237 


527,100 


5,165.58 







VALUATION LIST, JULY 1, 1988 



Aggregate Value 
Real Estate 



Real Estate 
Tax 



408,800 
233,900 
687,500 
178,100 
334,000 
435,300 
443,900 
395,200 
718,800 
262,700 
395,100 
278,300 
435,300 
281,200 
292,500 
336,100 
438,100 
320,200 
314,000 
345,400 
157,800 
343,500 
234,200 
302,300 
348,800 
386,000 
332,800 
394,900 



4,006.24 

2,292.22 

6,737.50 

1,745.38 

3,273.20 

4,265.94 

4,350.22 

3,872.96 

7,044.24 

2,574.46 

3,871.98 

2,727.34 

4,265.94 

2,755.76 

2,866.50 

3,293.78 

4,293.38 

3,137.96 

3,077.20 

3,384.92 

1,546.44 

3,366.30 

2,295.16 

2,962.54 

3,418.24 

3,782.80 

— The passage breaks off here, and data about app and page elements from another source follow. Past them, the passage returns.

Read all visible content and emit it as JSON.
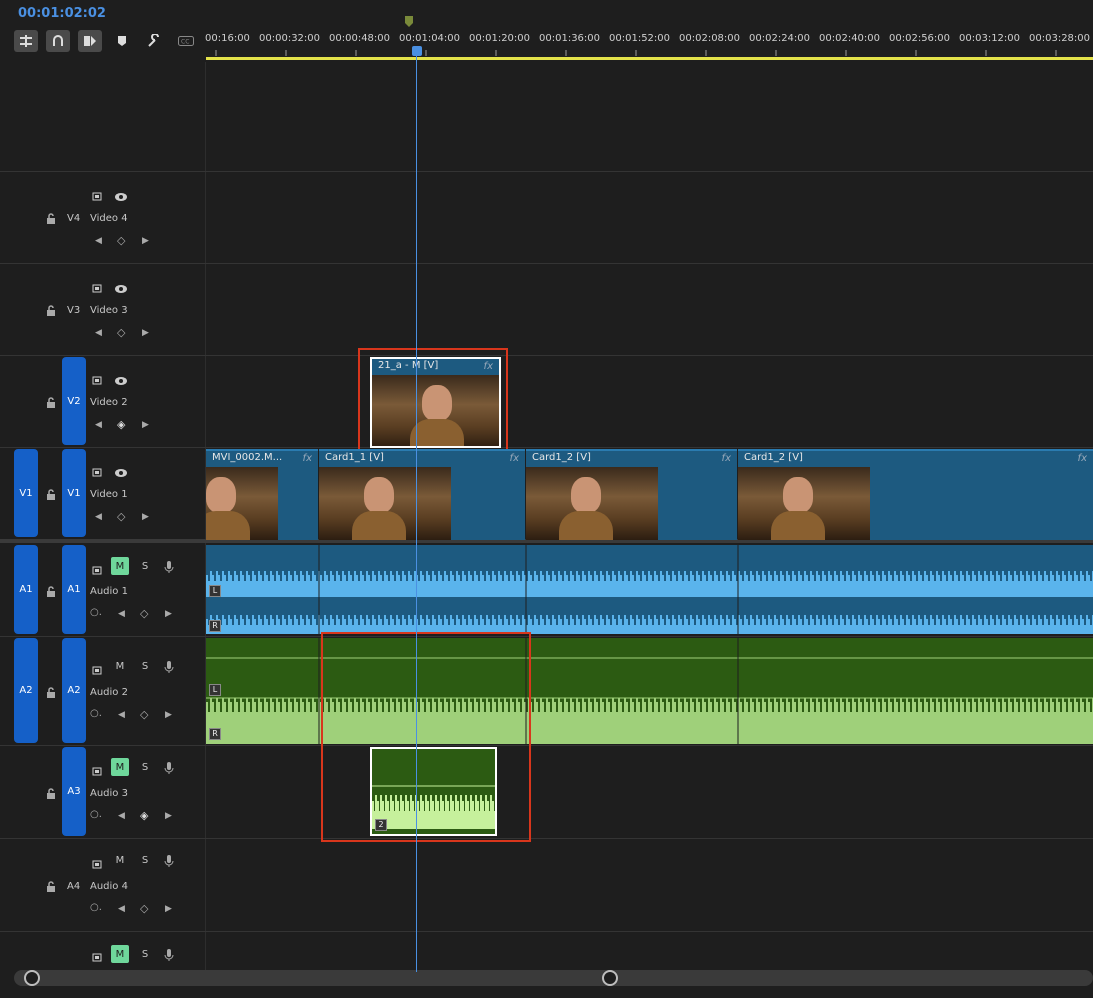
{
  "timecode": "00:01:02:02",
  "ruler": {
    "labels": [
      "00:16:00",
      "00:00:32:00",
      "00:00:48:00",
      "00:01:04:00",
      "00:01:20:00",
      "00:01:36:00",
      "00:01:52:00",
      "00:02:08:00",
      "00:02:24:00",
      "00:02:40:00",
      "00:02:56:00",
      "00:03:12:00",
      "00:03:28:00"
    ]
  },
  "tracks": {
    "v4": {
      "id": "V4",
      "name": "Video 4"
    },
    "v3": {
      "id": "V3",
      "name": "Video 3"
    },
    "v2": {
      "id": "V2",
      "name": "Video 2"
    },
    "v1": {
      "id": "V1",
      "name": "Video 1",
      "source": "V1"
    },
    "a1": {
      "id": "A1",
      "name": "Audio 1",
      "source": "A1",
      "m": "M",
      "s": "S"
    },
    "a2": {
      "id": "A2",
      "name": "Audio 2",
      "source": "A2",
      "m": "M",
      "s": "S"
    },
    "a3": {
      "id": "A3",
      "name": "Audio 3",
      "m": "M",
      "s": "S"
    },
    "a4": {
      "id": "A4",
      "name": "Audio 4",
      "m": "M",
      "s": "S"
    },
    "a5": {
      "m": "M",
      "s": "S"
    }
  },
  "clips": {
    "v2_clip": {
      "name": "21_a - M [V]",
      "fx": "fx"
    },
    "v1_clips": [
      {
        "name": "MVI_0002.M...",
        "fx": "fx"
      },
      {
        "name": "Card1_1 [V]",
        "fx": "fx"
      },
      {
        "name": "Card1_2 [V]",
        "fx": "fx"
      },
      {
        "name": "Card1_2 [V]",
        "fx": "fx"
      }
    ],
    "channel_l": "L",
    "channel_r": "R",
    "a3_badge": "2"
  },
  "colors": {
    "accent": "#4a90e2",
    "video_clip": "#1d5a80",
    "audio_blue": "#5ab4ec",
    "audio_green": "#2c5b12",
    "wave_green": "#9fd07a",
    "highlight": "#d8361c",
    "track_target": "#1560c8",
    "mute_on": "#6fd79b"
  }
}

3,261.44 

3,870.02 



Wilson, Donald & Cheryl 

Wilson, Robert A. 

Winchell, Enid M. 

Winchell, Gordon D. 

Winchell, Gordon/Keevil, Charles 

Winchell, Guilbert & Amy 

Winchell, Richard & Martha 

Winship, Lee & Joyce 

Winship, Thomas & Elizabeth 

Wit her by, Marianne J. 

Wofford, John & Joan 

Wolf, Robert & Bryce 

Wolff, James & Carol 

Woll, Edward & Barbara 

Wong, Judith/Myers, Larry 

Woo, Robert & Lillian 

Woo, Way Dong & Emily 

Wood, George & Nancy 

Wood, Hilve V. 

Wood, Ronald & Wendy 

Wood, Virginia S. 

Woodington, W Gordon & Mary 

Woodworth, Coline/McKenna, John 

Woznac, Richard W. 

Wright, Malor, Stephen, & Maia 

Wu, Pei-Rin & Susan 

Wyatt, Peter & Janice 

Wyman, Michael & Kathleen 



Yagjian, Jacob & Inez 
Yamron, Joseph & Joan 
Yates, Nancy C. 
Yates, Richard & Daniel 
Yates, William & M Paige 
Yi , Cheng-Ying & Jen Hua 
Yore, George & Kathleen 
Yos, Jerrold & Ann 
Young, Anne 
Young, G Stewart 
Young, Lee & Jane 
Young, Robin & Laurie 
Yu, Sheng Hsiung & Chang 



25,400 248.92 

684,700 6,710.06 

237,100 2,323.58 

266,300 2,609.74 

173,300 1,698.34 

320,700 3,142.86 

173,900 1,704.22 

213,200 2,089.36 

638,900 6,261.22 

392,100 3,842.58 

444,100 4,352.18 

269,700 2,643.06 

532,100 5,214.58 



Zee, Molly B. 
Zimmerman, Herbert E. 
Zock, Robt. /Bennett, P. 
Zuelke, Laurence & Nancy 



599,300 5,873.14 

4,500 44.10 

448,800 4,398.24 

299,100 ' 2,931.18